(Web page and app entries)
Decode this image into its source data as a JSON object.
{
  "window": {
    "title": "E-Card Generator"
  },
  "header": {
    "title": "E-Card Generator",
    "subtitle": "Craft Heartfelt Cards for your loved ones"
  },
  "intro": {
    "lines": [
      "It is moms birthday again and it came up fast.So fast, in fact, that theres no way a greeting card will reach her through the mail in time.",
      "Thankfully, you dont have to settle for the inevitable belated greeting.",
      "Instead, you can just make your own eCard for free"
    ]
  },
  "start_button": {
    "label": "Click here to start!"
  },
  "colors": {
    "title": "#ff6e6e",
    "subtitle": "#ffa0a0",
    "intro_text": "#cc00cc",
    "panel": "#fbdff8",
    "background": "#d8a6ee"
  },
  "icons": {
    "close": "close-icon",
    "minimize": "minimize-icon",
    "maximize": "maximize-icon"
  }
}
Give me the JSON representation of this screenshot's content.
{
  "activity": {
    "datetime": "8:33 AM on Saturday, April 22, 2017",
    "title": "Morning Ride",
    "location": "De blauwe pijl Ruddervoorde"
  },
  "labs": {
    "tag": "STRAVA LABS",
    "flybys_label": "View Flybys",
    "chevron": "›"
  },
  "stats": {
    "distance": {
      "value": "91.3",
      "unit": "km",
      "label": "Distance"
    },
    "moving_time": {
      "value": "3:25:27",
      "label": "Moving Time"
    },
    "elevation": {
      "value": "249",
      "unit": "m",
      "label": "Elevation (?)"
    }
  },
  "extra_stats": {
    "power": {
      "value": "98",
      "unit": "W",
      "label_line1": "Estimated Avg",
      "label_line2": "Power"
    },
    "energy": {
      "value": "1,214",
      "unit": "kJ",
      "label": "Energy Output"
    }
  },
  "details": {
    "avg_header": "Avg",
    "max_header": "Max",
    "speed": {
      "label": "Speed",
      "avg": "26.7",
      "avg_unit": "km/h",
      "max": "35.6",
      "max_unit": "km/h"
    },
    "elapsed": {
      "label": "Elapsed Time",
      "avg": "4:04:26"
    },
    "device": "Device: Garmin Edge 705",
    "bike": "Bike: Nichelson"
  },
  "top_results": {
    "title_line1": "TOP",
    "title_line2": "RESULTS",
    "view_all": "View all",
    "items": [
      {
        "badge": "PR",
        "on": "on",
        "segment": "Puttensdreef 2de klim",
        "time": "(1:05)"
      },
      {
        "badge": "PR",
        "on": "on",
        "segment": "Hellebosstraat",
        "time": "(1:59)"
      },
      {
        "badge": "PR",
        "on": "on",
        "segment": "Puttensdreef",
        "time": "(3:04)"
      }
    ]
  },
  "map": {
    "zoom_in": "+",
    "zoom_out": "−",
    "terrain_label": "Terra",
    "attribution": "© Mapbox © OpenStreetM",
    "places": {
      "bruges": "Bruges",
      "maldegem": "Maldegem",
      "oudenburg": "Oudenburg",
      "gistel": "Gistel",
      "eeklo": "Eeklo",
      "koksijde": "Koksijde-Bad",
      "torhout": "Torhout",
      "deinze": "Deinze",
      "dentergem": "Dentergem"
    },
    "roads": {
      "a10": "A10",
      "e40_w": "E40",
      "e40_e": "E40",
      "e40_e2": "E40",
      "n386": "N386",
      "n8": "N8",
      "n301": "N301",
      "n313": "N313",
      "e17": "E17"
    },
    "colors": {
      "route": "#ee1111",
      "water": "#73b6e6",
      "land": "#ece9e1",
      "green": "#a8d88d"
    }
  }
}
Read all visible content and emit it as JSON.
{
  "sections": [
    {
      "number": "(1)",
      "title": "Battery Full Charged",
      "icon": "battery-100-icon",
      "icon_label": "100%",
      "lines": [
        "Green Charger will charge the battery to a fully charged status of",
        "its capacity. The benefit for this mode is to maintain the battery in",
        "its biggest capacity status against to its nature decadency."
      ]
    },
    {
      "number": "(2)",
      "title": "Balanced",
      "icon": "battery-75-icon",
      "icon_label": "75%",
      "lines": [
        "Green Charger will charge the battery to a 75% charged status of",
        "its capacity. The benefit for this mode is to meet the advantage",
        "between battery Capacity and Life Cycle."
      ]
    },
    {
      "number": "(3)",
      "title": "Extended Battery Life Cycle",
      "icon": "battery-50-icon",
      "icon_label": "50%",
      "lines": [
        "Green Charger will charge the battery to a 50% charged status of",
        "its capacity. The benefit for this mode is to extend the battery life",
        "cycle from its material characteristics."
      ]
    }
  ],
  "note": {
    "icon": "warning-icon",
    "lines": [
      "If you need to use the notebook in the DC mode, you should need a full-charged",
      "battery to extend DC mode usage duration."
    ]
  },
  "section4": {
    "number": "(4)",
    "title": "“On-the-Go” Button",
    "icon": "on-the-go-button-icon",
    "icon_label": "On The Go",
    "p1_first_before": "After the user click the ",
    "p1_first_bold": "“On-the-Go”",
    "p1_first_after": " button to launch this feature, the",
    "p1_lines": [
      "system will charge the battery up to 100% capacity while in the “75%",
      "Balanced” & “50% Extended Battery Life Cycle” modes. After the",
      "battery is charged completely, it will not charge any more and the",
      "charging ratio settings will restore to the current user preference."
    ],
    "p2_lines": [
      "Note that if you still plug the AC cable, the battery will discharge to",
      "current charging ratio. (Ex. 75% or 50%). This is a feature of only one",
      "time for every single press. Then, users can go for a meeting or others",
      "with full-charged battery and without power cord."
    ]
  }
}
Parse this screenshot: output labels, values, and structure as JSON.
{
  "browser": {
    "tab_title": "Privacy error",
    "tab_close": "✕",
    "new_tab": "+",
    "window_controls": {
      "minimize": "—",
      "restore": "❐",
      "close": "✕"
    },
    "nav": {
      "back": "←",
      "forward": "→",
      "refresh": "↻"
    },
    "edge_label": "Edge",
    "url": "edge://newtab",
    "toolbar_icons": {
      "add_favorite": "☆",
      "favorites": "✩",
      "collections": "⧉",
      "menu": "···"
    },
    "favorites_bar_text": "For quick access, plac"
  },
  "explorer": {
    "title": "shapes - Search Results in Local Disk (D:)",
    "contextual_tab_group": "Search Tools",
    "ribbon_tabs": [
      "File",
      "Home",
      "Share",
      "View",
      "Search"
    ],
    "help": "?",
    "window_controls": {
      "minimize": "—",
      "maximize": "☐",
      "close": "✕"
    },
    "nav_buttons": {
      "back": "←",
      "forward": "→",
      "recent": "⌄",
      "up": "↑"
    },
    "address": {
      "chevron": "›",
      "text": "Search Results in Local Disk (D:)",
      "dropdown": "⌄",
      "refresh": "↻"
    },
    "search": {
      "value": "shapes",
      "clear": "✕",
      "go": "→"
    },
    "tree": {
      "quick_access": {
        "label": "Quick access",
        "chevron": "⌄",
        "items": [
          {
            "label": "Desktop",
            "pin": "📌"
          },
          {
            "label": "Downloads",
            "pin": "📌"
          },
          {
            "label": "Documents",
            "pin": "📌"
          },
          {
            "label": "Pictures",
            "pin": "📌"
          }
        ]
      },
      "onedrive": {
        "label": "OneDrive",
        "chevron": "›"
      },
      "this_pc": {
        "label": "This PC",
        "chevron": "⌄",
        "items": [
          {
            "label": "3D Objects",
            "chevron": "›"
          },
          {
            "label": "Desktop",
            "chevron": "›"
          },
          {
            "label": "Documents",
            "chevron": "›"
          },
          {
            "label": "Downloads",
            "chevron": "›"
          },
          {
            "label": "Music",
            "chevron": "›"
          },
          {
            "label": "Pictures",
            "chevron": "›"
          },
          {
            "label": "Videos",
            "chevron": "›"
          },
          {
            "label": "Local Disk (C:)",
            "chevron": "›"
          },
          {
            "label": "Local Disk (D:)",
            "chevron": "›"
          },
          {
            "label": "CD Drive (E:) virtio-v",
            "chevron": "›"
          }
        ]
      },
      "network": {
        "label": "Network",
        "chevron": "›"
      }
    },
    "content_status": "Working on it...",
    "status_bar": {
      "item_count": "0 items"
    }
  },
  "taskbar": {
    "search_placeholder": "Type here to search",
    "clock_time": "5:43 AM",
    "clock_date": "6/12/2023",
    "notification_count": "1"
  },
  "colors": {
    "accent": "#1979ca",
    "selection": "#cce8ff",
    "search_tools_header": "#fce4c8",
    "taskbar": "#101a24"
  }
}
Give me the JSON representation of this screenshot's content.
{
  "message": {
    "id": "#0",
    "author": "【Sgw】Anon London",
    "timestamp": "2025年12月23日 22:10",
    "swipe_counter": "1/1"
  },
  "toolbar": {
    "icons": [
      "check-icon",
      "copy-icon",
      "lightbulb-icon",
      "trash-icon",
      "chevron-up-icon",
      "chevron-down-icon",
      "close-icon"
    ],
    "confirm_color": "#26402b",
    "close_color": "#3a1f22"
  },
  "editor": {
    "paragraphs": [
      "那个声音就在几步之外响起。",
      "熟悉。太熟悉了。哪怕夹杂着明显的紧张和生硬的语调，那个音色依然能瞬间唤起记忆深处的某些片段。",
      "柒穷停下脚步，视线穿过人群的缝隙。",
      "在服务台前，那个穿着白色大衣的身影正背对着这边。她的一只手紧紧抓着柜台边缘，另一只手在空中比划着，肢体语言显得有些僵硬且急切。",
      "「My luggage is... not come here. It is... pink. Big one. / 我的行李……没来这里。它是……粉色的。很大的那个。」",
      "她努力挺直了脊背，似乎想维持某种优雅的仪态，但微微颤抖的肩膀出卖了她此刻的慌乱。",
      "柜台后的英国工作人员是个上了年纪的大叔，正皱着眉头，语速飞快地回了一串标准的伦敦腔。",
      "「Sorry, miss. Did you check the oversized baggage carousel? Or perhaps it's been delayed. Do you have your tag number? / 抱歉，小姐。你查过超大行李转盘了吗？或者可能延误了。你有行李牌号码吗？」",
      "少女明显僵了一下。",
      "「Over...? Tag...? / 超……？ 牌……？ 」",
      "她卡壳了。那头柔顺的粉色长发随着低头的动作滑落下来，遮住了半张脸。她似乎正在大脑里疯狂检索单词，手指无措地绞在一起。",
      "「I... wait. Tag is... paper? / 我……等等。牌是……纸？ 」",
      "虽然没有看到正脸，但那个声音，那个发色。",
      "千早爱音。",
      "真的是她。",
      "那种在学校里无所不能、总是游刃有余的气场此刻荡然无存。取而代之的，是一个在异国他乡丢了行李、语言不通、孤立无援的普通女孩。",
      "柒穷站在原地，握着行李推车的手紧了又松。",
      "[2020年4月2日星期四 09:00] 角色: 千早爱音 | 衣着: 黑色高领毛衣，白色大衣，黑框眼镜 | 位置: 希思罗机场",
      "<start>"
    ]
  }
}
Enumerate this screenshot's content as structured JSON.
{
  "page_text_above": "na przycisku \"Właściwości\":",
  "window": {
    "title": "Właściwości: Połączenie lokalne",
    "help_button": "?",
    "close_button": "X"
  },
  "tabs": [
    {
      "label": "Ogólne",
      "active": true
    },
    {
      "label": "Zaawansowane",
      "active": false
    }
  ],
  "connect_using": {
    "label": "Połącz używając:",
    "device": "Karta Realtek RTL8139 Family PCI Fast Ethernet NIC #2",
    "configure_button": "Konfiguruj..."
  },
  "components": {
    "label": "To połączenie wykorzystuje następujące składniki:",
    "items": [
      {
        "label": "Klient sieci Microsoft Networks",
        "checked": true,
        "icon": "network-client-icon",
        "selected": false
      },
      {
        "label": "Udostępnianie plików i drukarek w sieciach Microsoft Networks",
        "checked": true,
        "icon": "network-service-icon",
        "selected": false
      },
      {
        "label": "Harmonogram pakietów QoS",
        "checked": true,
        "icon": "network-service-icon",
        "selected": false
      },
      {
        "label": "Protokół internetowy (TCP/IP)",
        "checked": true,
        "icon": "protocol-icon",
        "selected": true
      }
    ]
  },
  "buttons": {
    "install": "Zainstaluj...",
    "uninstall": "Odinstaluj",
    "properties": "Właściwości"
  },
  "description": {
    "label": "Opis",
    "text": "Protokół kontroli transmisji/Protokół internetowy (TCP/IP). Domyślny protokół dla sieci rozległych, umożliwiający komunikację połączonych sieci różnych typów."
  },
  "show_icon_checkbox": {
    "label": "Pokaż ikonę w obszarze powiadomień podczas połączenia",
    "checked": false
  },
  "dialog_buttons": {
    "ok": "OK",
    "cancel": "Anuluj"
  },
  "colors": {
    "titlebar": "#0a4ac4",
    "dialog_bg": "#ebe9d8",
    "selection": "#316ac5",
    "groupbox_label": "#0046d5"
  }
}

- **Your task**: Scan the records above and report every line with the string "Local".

- **Result for this exercise**:
    "title": "shapes - Search Results in Local Disk (D:)",
      "text": "Search Results in Local Disk (D:)",
            "label": "Local Disk (C:)",
            "label": "Local Disk (D:)",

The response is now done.